In recent years the use of guided waves and nonlinear acoustic techniques has increased tremendously for structural health monitoring applications. Guided waves are being used for defect detection, acoustic source localization, and damage quantification for a wide range of structures in aerospace, civil, mechanical, electronic, and biomedical engineering. Guided waves provide an ideal compromise between sensitivity and range because they can provide small enough wavelengths to detect small damage, while exploiting the waveguide geometries to travel long distances.
Nonlinear acoustic techniques, in particular, have the potential to detect, characterize, and quantify cumulative damages. Various nonlinear acoustic techniques have been developed for detecting very small cracks or microcracks whose dimensions are well below the wavelength of the probing waves, and would therefore be undetectable by conventional linear techniques. These nonlinear techniques are useful for monitoring the material state well before macrocracks appear. Popular nonlinear acoustic techniques used for these purposes include methods based on higher harmonic and subharmonic generation, nonlinear impact resonant acoustic spectroscopy, nonlinear wave mixing, wave modulation, and side-band peak counts. These techniques help us to quantify precursors to damage states.

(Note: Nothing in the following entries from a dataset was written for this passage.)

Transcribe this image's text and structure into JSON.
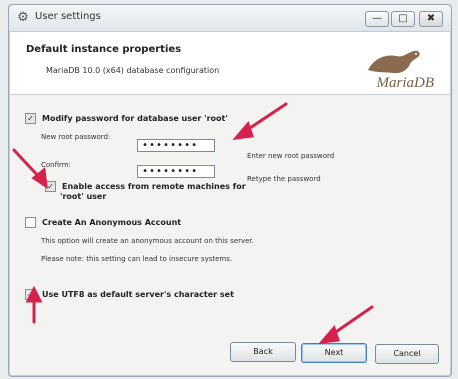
{
  "window": {
    "title": "User settings",
    "minimize": "—",
    "maximize": "□",
    "close": "✖"
  },
  "header": {
    "title": "Default instance properties",
    "subtitle": "MariaDB 10.0 (x64) database configuration",
    "logo_text": "MariaDB"
  },
  "form": {
    "modify_password_label": "Modify password for database user 'root'",
    "new_root_password_label": "New root password:",
    "new_root_password_value": "••••••••",
    "new_root_password_hint": "Enter new root password",
    "confirm_label": "Confirm:",
    "confirm_value": "••••••••",
    "confirm_hint": "Retype the password",
    "remote_access_label_line1": "Enable access from remote machines for",
    "remote_access_label_line2": "'root' user",
    "anonymous_label": "Create An Anonymous Account",
    "anonymous_note1": "This option will create an anonymous account on this server.",
    "anonymous_note2": "Please note: this setting can lead to insecure systems.",
    "utf8_label": "Use UTF8 as default server's character set"
  },
  "buttons": {
    "back": "Back",
    "next": "Next",
    "cancel": "Cancel"
  },
  "colors": {
    "annotation_arrow": "#d6204d",
    "logo": "#7a6048"
  }
}
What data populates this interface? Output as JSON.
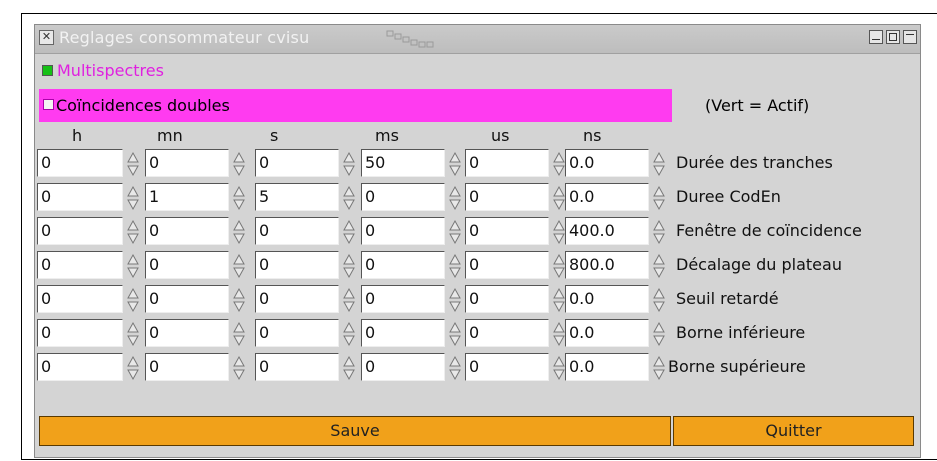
{
  "window": {
    "title": "Reglages consommateur cvisu"
  },
  "options": {
    "multispectres_label": "Multispectres",
    "coincidences_label": "Coïncidences doubles",
    "legend": "(Vert = Actif)"
  },
  "columns": [
    "h",
    "mn",
    "s",
    "ms",
    "us",
    "ns"
  ],
  "rows": [
    {
      "label": "Durée des tranches",
      "values": [
        "0",
        "0",
        "0",
        "50",
        "0",
        "0.0"
      ]
    },
    {
      "label": "Duree CodEn",
      "values": [
        "0",
        "1",
        "5",
        "0",
        "0",
        "0.0"
      ]
    },
    {
      "label": "Fenêtre de coïncidence",
      "values": [
        "0",
        "0",
        "0",
        "0",
        "0",
        "400.0"
      ]
    },
    {
      "label": "Décalage du plateau",
      "values": [
        "0",
        "0",
        "0",
        "0",
        "0",
        "800.0"
      ]
    },
    {
      "label": "Seuil retardé",
      "values": [
        "0",
        "0",
        "0",
        "0",
        "0",
        "0.0"
      ]
    },
    {
      "label": "Borne inférieure",
      "values": [
        "0",
        "0",
        "0",
        "0",
        "0",
        "0.0"
      ]
    },
    {
      "label": "Borne supérieure",
      "values": [
        "0",
        "0",
        "0",
        "0",
        "0",
        "0.0"
      ]
    }
  ],
  "buttons": {
    "save": "Sauve",
    "quit": "Quitter"
  },
  "colors": {
    "multispectres_text": "#e020e0",
    "active_green": "#16c016",
    "coincidences_bg": "#ff3bf0",
    "button_bg": "#f1a11a",
    "window_bg": "#d4d4d4"
  }
}
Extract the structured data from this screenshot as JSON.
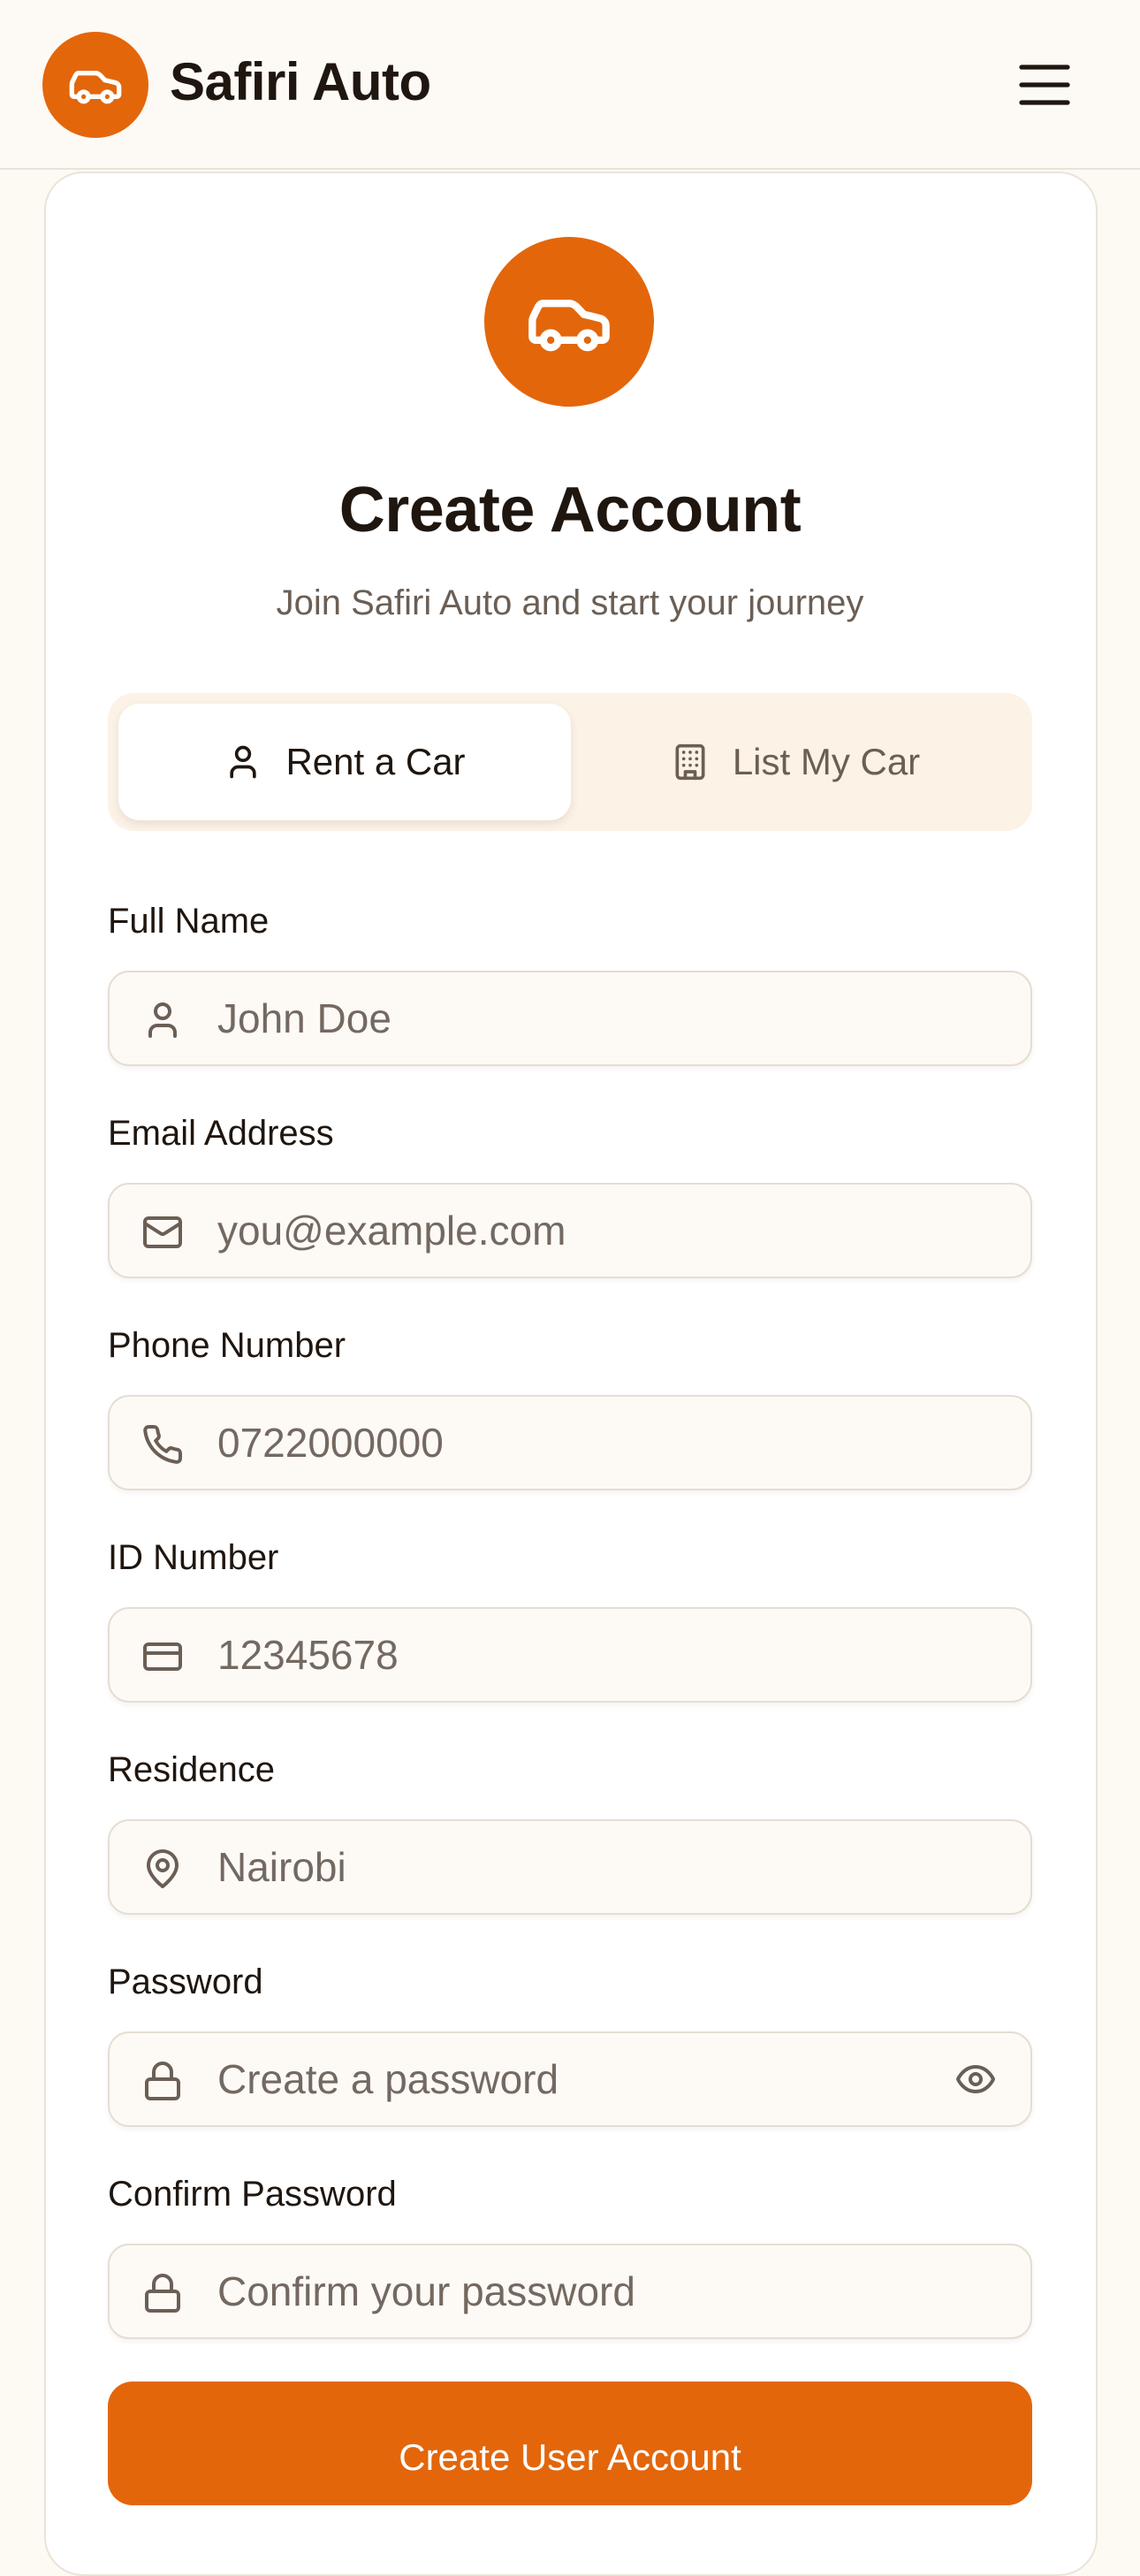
{
  "colors": {
    "accent": "#e3660b",
    "background": "#fdf9f3",
    "toggle_bg": "#fcf2e6",
    "text": "#1f160f",
    "muted": "#6b5f55"
  },
  "header": {
    "brand_name": "Safiri Auto",
    "logo_icon": "car-icon",
    "menu_icon": "hamburger-menu-icon"
  },
  "card": {
    "hero_icon": "car-icon",
    "title": "Create Account",
    "subtitle": "Join Safiri Auto and start your journey"
  },
  "account_type": {
    "options": [
      {
        "label": "Rent a Car",
        "icon": "user-icon",
        "selected": true
      },
      {
        "label": "List My Car",
        "icon": "building-icon",
        "selected": false
      }
    ]
  },
  "form": {
    "fields": [
      {
        "label": "Full Name",
        "placeholder": "John Doe",
        "value": "",
        "icon": "user-icon"
      },
      {
        "label": "Email Address",
        "placeholder": "you@example.com",
        "value": "",
        "icon": "mail-icon"
      },
      {
        "label": "Phone Number",
        "placeholder": "0722000000",
        "value": "",
        "icon": "phone-icon"
      },
      {
        "label": "ID Number",
        "placeholder": "12345678",
        "value": "",
        "icon": "id-card-icon"
      },
      {
        "label": "Residence",
        "placeholder": "Nairobi",
        "value": "",
        "icon": "map-pin-icon"
      },
      {
        "label": "Password",
        "placeholder": "Create a password",
        "value": "",
        "icon": "lock-icon",
        "toggle_icon": "eye-icon"
      },
      {
        "label": "Confirm Password",
        "placeholder": "Confirm your password",
        "value": "",
        "icon": "lock-icon"
      }
    ],
    "submit_label": "Create User Account"
  }
}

Selected papers related to these two fast-growing research fields are presented in this special section. The goal of this section is to give the readers a flavor of the current state of the art of the structural health monitoring research using ultrasonic guided waves and nonlinear acoustic techniques. Some of these papers were presented at the Health Monitoring of Structural and Biological Systems Conference at the 2015 SPIE Symposium on Smart Structures/NDE, in San Diego, California, during March 8–12, 2015. In addition to the selected papers from this conference, other papers were solicited from the leading researchers in these two research fields. All papers published in this section went through the same rigorous review process that all Optical Engineering papers have to go through.
Two review papers written by Pieczonkaet al.http://dx.doi.org/10.1117/1.OE.55.1.011005 and ChillaraLissendenhttp://dx.doi.org/10.1117/1.OE.55.1.011002 give an overview of nonlinear ultrasonic guided wave–based nondestructive evaluation techniques and other nonlinear acoustic techniques. Two other papers by Amjadet al.http://dx.doi.org/10.1117/1.OE.55.1.011006 and BagheriRizzohttp://dx.doi.org/10.1117/1.OE.55.1.011003 describe how delamination and other hidden defects in plates in air or immersed in water can be monitored using guided waves. Chemical changes such as carbonation of cement-based materials can be also detected by nonlinear acoustic technique as described by Eiraset al.http://dx.doi.org/10.1117/1.OE.55.1.011004 Monitoring of other types of manmade structural materials (such as composite and concrete) and naturally occurring materials like limestone has been discussed in three separate research papers written by Memmoloet al.http://dx.doi.org/10.1117/1.OE.55.1.011007, BaoChenhttp://dx.doi.org/10.1117/1.OE.55.1.011008, and McGovernReishttp://dx.doi.org/10.1117/1.OE.55.1.0110012. Although these eight papers cannot cover the entire spectrum of structural health monitoring research using guided waves and nonlinear acoustic techniques they can still give the Optical Engineering readers a good idea about the current state of knowledge in these fields.
Tribikram Kundu is a professor at the University of Arizona. His research interest is in the NDE/SHM area. He is a fellow of SPIE, ASME, ASCE, ASA, and ASNT, and winner of the 2003 Humboldt Research Prize (Senior Scientist Award) and 1989/1996 Humboldt Fellowship awards from Germany, 2012 NDE Life Time Achievement Award from SPIE, 2015 Research Award for Sustained Excellence from ASNT, and 2008 Person of the Year Award from the Structural Health Monitoring Journal.
Francesco Lanza di Scalea is a professor and the director of the NDE & Structural Health Monitoring Laboratory at the University of California, San Diego. His research and teaching interests are in nondestructive evaluation, structural health monitoring, experimental mechanics, and smart structures. He currently serves on the editorial board of the Journal of Intelligent Materials Systems and Structures, Experimental Mechanics, Research in Nondestructive Evaluation, and Structural Health Monitoring: an International Journal.
Hoon Sohn is a professor, the director of the Smart Structures and Systems Lab, and the director of the ICT Bridge Center at KAIST. His research interests include smart sensing and structures, structural health monitoring, ultrasonics and guided waves, and nondestructive evaluation. He currently serves on the editorial board of Smart Structures and Systems, the Journal of Structural Control and Health Monitoring, and Structural Health Monitoring: an International Journal.